→ **Description of the task**
Which lines of the data contain the string "long"? Copy every one of them.

········

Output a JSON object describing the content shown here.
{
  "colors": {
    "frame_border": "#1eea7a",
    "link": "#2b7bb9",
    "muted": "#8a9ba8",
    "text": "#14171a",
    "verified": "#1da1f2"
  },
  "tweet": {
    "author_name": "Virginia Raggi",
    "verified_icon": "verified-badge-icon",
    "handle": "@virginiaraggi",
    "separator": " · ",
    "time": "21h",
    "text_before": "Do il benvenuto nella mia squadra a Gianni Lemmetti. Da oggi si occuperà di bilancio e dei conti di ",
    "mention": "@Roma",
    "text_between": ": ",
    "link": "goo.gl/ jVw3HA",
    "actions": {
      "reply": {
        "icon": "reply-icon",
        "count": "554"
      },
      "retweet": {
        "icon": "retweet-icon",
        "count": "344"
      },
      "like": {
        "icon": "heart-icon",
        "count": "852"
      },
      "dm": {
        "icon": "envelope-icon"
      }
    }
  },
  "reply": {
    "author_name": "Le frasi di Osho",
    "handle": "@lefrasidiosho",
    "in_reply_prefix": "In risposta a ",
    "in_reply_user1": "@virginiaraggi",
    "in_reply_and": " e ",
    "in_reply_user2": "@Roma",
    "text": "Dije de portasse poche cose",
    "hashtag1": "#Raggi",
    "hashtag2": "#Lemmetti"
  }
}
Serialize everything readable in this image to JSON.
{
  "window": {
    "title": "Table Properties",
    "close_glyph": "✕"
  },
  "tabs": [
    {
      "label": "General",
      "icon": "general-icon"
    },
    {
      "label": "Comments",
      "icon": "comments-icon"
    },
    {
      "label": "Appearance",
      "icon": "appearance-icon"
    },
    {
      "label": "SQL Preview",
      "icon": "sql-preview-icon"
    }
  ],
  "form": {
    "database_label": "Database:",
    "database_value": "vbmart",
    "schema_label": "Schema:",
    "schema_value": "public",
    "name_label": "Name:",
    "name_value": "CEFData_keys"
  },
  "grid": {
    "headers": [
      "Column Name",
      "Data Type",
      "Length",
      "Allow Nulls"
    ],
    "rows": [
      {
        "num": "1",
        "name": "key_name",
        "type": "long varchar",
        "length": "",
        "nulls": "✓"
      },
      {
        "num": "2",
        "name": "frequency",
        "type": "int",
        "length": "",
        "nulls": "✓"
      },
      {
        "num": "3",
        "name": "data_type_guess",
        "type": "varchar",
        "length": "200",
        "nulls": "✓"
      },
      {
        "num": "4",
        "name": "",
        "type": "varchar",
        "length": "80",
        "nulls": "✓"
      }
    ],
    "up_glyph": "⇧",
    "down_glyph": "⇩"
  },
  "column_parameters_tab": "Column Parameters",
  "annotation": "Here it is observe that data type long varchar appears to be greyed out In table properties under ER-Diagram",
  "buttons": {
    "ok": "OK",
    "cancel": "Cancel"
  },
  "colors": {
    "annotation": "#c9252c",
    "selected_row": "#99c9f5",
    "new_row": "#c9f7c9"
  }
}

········

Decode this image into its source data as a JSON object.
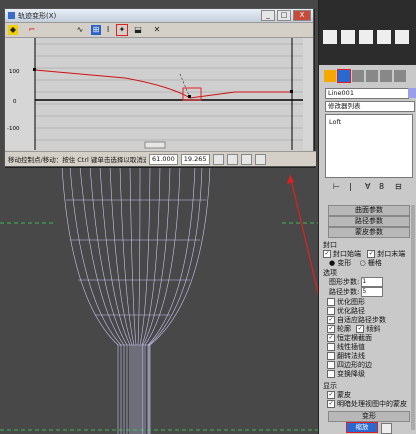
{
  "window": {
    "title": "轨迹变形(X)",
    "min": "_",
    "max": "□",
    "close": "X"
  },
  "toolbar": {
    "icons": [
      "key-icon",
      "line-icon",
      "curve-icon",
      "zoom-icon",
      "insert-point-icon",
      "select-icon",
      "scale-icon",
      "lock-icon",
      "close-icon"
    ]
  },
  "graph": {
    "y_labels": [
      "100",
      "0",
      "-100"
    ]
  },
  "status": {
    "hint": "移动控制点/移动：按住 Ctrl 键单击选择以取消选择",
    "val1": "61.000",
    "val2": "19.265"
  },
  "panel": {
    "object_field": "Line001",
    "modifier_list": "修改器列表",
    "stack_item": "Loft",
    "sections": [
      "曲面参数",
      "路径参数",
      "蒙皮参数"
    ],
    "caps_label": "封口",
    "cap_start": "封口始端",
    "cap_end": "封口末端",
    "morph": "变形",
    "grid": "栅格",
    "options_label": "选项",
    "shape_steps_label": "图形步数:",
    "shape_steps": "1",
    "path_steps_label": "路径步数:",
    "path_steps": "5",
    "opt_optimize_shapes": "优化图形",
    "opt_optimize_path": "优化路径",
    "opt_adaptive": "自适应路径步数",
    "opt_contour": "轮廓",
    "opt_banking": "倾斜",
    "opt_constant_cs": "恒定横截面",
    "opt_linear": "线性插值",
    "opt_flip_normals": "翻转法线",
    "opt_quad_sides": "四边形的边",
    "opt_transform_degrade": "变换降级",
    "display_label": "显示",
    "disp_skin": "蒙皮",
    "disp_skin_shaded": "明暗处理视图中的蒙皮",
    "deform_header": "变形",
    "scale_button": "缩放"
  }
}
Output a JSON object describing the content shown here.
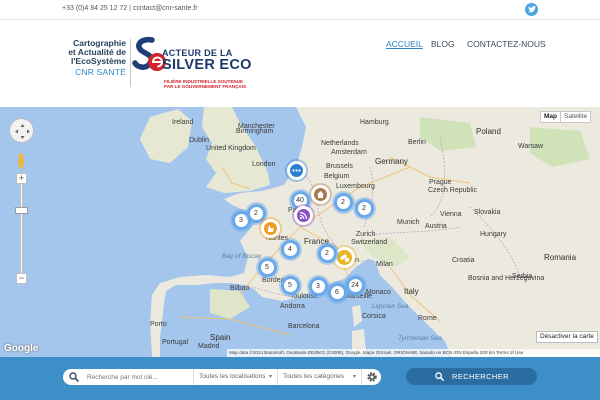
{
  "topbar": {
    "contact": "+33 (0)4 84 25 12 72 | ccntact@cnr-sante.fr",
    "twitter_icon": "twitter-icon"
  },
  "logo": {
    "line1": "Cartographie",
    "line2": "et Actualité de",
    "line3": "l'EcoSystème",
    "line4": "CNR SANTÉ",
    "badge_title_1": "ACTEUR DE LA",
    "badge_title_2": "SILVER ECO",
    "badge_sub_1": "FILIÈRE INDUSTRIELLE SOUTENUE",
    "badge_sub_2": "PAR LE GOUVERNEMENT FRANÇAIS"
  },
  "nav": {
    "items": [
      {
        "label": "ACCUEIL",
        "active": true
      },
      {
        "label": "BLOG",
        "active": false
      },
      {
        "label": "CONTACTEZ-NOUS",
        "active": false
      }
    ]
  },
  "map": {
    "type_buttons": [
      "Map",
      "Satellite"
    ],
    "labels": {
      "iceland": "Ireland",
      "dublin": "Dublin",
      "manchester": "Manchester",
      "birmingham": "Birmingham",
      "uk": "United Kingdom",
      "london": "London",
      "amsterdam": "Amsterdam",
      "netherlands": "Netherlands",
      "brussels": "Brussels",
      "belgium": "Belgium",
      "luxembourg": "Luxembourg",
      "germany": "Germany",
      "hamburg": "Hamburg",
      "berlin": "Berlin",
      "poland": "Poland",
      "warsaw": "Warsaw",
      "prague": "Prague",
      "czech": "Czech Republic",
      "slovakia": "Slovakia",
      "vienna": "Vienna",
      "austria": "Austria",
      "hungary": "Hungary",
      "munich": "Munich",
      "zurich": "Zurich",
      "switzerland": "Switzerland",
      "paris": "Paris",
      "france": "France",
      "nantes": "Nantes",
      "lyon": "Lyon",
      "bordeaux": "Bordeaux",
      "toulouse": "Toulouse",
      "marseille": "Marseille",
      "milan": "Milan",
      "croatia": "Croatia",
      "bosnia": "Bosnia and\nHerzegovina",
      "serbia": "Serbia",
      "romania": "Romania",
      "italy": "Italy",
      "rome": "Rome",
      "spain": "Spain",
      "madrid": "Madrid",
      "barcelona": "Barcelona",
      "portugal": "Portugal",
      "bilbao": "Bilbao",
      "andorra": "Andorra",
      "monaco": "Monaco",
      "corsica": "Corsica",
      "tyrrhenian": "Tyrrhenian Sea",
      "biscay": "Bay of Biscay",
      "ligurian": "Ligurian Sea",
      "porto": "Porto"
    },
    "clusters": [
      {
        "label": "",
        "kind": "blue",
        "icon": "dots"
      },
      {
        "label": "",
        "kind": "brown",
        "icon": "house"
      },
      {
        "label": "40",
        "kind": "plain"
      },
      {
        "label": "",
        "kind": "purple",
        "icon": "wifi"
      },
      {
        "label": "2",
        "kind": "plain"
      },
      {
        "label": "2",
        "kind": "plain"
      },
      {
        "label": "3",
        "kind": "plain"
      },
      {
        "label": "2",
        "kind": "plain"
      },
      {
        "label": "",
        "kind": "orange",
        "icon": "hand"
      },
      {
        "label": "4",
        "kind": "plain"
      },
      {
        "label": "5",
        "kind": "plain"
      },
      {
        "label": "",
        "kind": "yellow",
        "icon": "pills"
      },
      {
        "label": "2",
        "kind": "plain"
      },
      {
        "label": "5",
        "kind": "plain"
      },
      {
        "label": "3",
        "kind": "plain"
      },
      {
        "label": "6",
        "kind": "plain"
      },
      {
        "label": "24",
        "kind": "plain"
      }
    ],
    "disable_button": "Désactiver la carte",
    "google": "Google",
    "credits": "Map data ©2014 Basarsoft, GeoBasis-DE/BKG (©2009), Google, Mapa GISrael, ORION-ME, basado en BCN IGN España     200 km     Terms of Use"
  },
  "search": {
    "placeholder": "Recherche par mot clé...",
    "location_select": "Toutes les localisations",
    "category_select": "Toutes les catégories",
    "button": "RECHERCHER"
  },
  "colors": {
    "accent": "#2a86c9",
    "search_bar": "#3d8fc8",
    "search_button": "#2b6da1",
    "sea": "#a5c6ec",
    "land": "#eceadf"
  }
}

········

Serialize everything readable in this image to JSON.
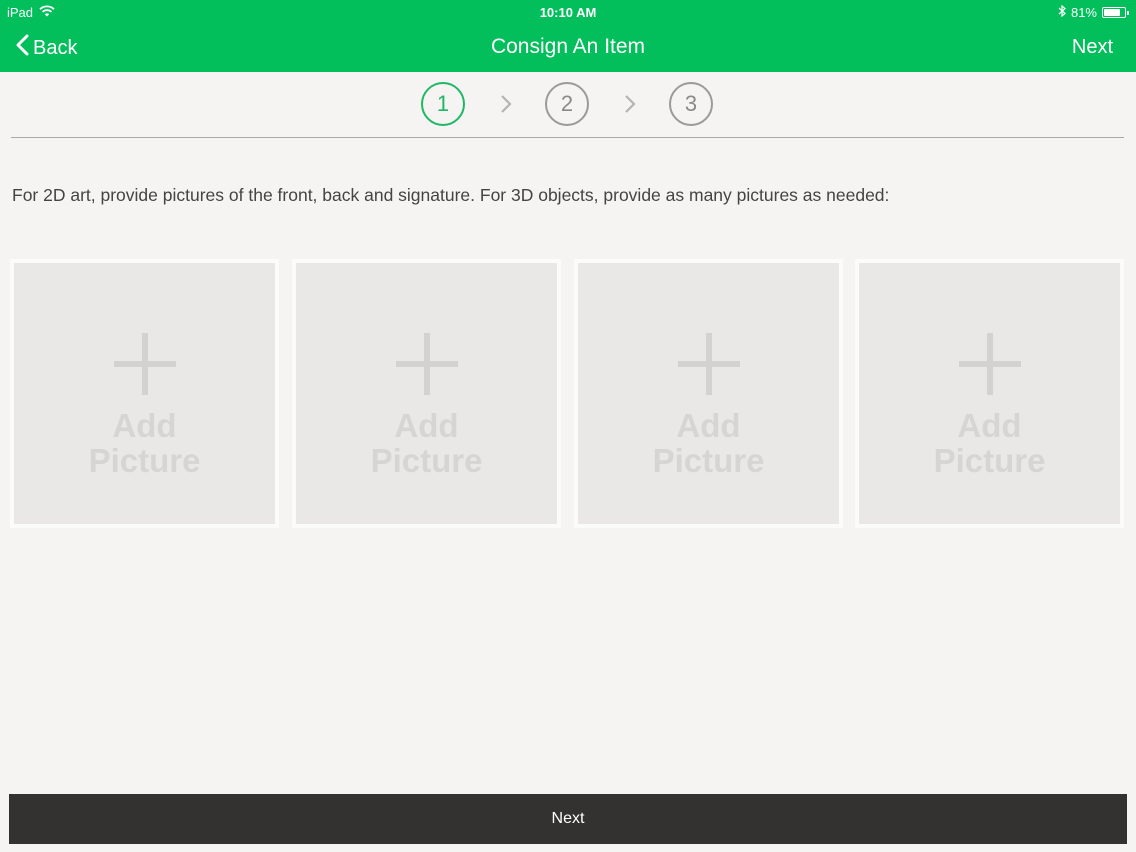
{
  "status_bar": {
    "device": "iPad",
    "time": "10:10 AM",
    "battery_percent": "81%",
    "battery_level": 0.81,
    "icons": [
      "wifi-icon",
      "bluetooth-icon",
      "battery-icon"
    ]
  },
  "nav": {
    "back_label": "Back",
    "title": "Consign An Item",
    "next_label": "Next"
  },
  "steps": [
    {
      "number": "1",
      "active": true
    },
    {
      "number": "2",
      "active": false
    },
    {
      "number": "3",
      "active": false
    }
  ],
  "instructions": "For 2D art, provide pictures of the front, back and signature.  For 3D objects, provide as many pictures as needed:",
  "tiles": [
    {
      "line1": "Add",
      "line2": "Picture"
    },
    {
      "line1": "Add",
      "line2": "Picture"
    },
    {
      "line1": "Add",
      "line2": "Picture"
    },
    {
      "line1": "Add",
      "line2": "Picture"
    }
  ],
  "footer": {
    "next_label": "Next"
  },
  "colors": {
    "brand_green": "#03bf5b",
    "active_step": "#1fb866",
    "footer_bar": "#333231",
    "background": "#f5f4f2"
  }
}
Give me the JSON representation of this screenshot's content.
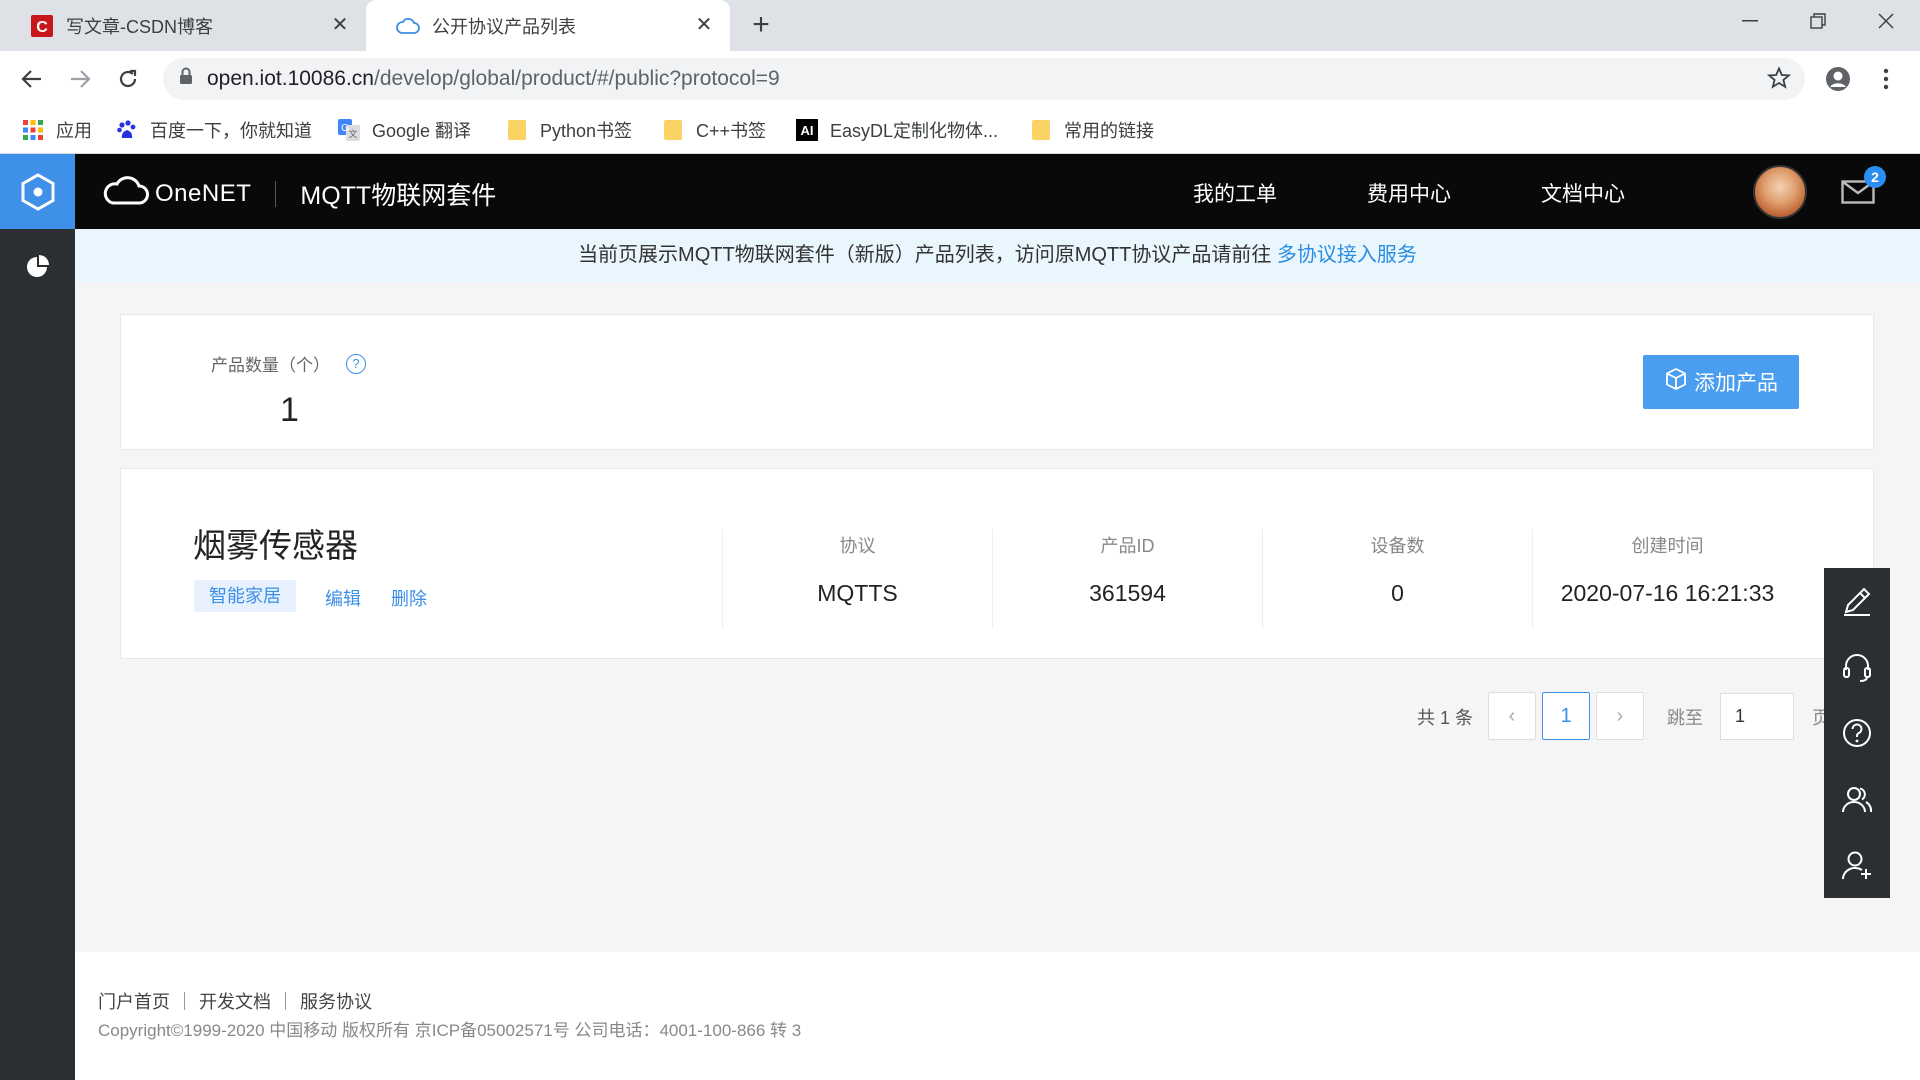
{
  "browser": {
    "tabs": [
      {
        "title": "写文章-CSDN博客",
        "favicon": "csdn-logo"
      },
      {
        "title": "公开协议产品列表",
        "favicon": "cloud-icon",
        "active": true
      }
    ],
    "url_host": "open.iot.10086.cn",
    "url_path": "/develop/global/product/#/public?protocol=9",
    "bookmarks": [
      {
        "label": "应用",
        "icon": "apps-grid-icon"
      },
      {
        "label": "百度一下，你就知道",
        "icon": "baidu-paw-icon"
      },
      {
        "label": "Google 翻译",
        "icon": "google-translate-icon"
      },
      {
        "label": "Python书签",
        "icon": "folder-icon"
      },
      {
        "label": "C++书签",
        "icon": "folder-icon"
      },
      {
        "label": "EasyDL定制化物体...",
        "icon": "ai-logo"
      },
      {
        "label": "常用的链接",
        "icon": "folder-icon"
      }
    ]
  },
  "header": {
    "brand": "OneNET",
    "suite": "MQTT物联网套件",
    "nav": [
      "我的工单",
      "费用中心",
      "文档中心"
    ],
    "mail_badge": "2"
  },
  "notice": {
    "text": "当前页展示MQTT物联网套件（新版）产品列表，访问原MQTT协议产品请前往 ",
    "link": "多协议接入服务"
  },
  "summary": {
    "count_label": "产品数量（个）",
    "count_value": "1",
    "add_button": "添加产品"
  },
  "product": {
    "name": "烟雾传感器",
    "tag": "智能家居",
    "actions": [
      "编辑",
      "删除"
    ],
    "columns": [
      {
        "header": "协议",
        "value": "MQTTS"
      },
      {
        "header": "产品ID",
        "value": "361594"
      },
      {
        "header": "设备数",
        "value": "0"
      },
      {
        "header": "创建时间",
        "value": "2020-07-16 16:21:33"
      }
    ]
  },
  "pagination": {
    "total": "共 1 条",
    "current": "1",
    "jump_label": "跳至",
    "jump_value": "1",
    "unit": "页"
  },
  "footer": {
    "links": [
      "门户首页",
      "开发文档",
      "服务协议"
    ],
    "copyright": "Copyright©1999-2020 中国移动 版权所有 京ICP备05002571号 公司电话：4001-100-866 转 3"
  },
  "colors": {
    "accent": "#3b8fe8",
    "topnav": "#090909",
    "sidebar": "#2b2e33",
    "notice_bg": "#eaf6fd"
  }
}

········

→ **Result of this exercise**
        "type": "long varchar",
  "annotation": "Here it is observe that data type long varchar appears to be greyed out In table properties under ER-Diagram",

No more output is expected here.